Again with the Stamp Book, it has become one of the most defining elements for discovering hackers. This method catches out most amateur hackers and is one that few think of, but in fact is extremely simple and logical. As you may know, there are certain stamps to look out for. These are both located under the Activities section and will fully determine if a penguin really is as old as they say they are. The stamps to look out for are called ‘183 Days!’ and ‘365 Days! respectively. Both are obtained when you log in with a penguin of that age or older.
Since Beta Testing was way back in 2005, the age of a penguin with a Beta Hat would dramatically exceed these numbers and thus, they will easily have both of these stamps. If they don’t have these stamps but instead have a Beta Hat or other rare item that is unavailable by any other means, you can bet 1 million coins you’ve found a hacker. Congratulations!
3) Penguin ID
Did you know that your penguin has a penguin ID? This is the ID given to each and every penguin to ever sign up to the game. This ID is representative of when you signed up. For example, if you were the 1000th person to sign up to Club Penguin, your Penguin’s ID will be 1000. Simple stuff, right? Well, since Beta Testers were amongst the first few to play the game, their penguin’s ID must be under 15,000 to be legitimate Beta Tester. If they have a ridiculously large ID such as one that exceeds one million, well, it’s obvious what they are.
The only issue with this method is that you cannot check a penguin’s ID in-game (unless they have the name P, followed by a bunch of numbers – which is their ID, e.g P1000000). Whilst it is true that some programs show a penguin’s ID, please remember programs are against the CP rules. Though I guess if it’s for catching out hackers – it’s more like a good deed. You can always try contacting CP with the suspected penguin’s Username and perhaps they could check. If you’ve been given this penguin by a friend, it makes checking that much easier. However, the method listed below is the ultimate way of checking – though the most difficult to do.
4) Checking a Penguin’s Age
This is the final method of checking if someone is legit or not. However, it is impossible to do without actually having the penguin’s account information. With this in mind, it’s only effective for those who have been given a penguin or have somehow acquired the username and password. As this step possesses such a huge flaw, I wouldn’t recommend it. It’s probably not even worth your time to go this far into the case in all honesty.
So, You’ve discovered a Hacker!
It’s very likely at some point, using one or several of these steps that you will discover a hacked penguin. But what exactly do you do at this stage? You can always report said player and cross your flippers that they will get banned (though this seems unlikely due to how relaxed CP seems to be with all the hacking going on lately). If hackers disgust you in ways you cannot possibly describe in words, simply ignore them for a hacker-free experience. Or, if you feel like been extra evil, you can always crush their dreams by announcing that they are a hacker in front of everyone. That will surely catch ’em out!

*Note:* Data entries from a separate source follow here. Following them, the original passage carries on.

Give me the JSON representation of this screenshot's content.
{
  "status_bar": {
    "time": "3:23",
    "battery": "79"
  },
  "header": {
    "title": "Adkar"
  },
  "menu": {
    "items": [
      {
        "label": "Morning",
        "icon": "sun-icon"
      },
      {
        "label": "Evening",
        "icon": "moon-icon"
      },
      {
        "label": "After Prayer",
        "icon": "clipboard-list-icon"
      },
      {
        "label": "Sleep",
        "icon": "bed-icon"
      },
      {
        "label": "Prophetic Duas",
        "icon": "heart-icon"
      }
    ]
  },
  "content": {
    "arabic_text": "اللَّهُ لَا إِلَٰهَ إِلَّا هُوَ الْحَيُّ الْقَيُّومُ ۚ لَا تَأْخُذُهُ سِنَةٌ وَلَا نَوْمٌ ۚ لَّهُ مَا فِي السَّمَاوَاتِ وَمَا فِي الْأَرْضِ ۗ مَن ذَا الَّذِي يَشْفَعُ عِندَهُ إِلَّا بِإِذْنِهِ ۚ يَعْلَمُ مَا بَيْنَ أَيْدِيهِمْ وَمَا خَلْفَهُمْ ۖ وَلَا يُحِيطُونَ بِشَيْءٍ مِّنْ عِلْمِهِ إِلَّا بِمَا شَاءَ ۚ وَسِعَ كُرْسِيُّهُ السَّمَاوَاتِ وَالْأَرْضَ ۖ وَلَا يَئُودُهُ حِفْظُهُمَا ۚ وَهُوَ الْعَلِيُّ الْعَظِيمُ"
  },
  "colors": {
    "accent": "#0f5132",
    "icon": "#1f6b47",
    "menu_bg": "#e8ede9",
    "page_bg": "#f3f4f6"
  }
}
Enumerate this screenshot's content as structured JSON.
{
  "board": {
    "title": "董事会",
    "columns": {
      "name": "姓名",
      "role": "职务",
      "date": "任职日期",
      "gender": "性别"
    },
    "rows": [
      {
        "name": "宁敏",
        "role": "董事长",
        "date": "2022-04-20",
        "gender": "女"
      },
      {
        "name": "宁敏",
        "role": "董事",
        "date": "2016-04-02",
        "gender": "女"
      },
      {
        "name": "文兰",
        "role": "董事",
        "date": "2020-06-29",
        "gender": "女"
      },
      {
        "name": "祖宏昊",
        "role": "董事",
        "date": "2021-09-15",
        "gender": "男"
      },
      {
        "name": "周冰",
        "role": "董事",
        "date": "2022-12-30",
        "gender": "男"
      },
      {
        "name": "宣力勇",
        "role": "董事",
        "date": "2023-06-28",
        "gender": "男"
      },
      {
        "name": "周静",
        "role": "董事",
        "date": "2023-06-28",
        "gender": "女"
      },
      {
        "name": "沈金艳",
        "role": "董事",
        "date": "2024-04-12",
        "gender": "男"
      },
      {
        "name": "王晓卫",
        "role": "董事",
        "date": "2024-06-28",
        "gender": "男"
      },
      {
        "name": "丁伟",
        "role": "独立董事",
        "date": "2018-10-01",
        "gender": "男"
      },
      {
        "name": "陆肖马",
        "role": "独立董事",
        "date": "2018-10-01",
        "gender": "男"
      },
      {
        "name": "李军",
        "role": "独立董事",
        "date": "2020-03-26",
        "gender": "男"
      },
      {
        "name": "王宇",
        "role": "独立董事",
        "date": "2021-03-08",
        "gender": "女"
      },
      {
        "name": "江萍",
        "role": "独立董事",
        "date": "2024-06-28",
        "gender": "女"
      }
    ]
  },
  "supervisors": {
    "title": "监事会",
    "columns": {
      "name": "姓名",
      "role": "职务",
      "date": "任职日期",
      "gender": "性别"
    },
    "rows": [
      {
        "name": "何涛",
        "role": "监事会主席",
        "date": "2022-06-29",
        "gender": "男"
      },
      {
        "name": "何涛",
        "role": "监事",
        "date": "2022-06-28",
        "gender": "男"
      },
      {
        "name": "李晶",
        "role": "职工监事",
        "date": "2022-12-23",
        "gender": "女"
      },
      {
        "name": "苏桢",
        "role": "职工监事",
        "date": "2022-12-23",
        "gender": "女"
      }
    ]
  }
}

Next Time: School & Skate Party Critical Review!
Random CP Fact #26: Next month’s annual Halloween Party will be the 10th to occur on the island. The very first began on October 27th 2005.
Until next time, Waddle on!
Posted on October 1, 2014, in Uncategorized and tagged Club Penguin, club penguin 2005, club penguin 2007, club penguin 2008, club penguin 2014, club penguin ban, Club Penguin beta, Club Penguin Cheats, club penguin codes, club penguin hack, club penguin item adder, club penguin lei, club penguin ninjas. Bookmark the permalink. Leave a comment.